“During one mission while I was deployed to Saudi Arabia, the nurses and technicians were working through the chaos and they were able to smoothly communicate the information to me so we could begin evacuation,” said Campbell. “It was imperative I paid attention to detail when completing documents. This situation opened my eyes on how a 4A0 ties into the Air Force’s mission. Without us, the patient wouldn’t make it out of theater to receive the treatment they need.”

As with many other career fields, the COVID-19 pandemic presented a number of challenges that the health services management Airmen have had to overcome.

“Our Airmen had to adopt new processes when it came to data collection,” said Tech. Sgt. Paul Fox, noncommissioned officer in charge, Medical Readiness, 341st Medical Group, Malmstrom Air Force Base, Montana. “Many service members were receiving care from off-base providers and we had to collect test results and notes from those facilities to ensure duties in-field could be resumed.”

Health services management Airmen have proven resilient and adaptable, facing all challenges head on. Without the framework they oversee, patient care at a high standard would be impossible.

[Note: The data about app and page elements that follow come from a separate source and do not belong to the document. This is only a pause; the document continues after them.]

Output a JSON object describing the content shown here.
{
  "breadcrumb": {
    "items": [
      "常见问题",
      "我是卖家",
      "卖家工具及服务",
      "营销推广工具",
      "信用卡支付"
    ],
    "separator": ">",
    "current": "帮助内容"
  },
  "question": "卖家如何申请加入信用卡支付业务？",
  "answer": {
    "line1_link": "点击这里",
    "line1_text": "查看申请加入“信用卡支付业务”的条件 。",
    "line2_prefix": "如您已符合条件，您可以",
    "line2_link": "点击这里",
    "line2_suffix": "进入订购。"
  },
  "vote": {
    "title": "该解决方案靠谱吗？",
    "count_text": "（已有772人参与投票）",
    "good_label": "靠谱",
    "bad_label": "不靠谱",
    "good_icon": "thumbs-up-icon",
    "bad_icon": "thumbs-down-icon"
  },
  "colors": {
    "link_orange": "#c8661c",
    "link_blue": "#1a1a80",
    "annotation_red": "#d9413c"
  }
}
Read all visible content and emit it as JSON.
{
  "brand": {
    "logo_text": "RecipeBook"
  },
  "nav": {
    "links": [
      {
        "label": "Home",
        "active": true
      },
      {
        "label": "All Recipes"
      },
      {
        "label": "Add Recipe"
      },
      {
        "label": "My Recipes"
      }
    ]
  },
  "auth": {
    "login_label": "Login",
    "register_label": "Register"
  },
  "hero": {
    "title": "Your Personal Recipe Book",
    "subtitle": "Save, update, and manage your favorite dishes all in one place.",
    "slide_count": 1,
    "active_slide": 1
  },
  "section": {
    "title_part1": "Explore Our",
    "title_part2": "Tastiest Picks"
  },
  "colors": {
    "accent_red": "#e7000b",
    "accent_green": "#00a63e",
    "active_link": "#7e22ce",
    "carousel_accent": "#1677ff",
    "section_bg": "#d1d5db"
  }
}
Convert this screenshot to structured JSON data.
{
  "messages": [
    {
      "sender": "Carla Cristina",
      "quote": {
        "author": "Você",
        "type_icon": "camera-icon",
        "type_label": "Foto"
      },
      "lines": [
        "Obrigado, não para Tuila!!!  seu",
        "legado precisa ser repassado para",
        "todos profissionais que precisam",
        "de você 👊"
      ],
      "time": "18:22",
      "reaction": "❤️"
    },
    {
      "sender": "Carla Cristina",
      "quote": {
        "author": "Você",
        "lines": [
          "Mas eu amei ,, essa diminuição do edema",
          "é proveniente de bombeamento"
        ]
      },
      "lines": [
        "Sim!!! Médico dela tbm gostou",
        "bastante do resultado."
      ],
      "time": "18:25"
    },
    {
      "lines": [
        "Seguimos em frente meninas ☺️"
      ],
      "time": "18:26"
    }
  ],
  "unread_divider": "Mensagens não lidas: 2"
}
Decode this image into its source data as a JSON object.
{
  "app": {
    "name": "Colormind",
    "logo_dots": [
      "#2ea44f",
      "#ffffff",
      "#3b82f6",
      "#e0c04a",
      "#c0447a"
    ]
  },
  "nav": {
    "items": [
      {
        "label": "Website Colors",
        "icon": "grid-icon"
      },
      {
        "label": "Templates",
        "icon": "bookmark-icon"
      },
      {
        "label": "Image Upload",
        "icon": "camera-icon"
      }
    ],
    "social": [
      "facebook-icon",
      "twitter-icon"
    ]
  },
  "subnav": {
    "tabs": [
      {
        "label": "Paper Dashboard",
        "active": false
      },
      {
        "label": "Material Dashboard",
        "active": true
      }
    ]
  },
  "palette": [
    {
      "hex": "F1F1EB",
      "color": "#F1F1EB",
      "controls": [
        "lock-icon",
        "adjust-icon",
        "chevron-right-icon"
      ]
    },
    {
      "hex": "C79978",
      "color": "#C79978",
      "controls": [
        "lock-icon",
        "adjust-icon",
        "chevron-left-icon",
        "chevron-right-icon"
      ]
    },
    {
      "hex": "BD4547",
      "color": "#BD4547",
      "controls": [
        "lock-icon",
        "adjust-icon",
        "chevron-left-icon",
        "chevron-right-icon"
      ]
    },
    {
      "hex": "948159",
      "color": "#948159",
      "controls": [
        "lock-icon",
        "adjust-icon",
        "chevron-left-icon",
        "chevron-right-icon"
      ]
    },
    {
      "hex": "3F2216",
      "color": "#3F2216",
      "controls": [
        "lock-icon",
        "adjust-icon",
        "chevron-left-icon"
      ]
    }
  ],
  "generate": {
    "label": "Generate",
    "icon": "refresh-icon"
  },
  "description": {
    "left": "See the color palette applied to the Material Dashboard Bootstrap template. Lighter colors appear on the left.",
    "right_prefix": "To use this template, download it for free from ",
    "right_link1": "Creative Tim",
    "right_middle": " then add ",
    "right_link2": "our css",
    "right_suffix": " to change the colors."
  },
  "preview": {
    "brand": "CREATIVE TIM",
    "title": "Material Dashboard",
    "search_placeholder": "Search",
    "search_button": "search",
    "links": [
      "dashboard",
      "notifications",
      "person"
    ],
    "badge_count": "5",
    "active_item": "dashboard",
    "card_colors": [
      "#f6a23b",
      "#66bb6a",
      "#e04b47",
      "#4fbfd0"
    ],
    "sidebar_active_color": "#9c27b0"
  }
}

“The footprint that health services management Airmen have in providing first-class medical administrative support really stands out,” said McDougald. “I am incredibly proud of the Airmen that make up of this career field and everything they do for our medics, patients and the AFMS mission.”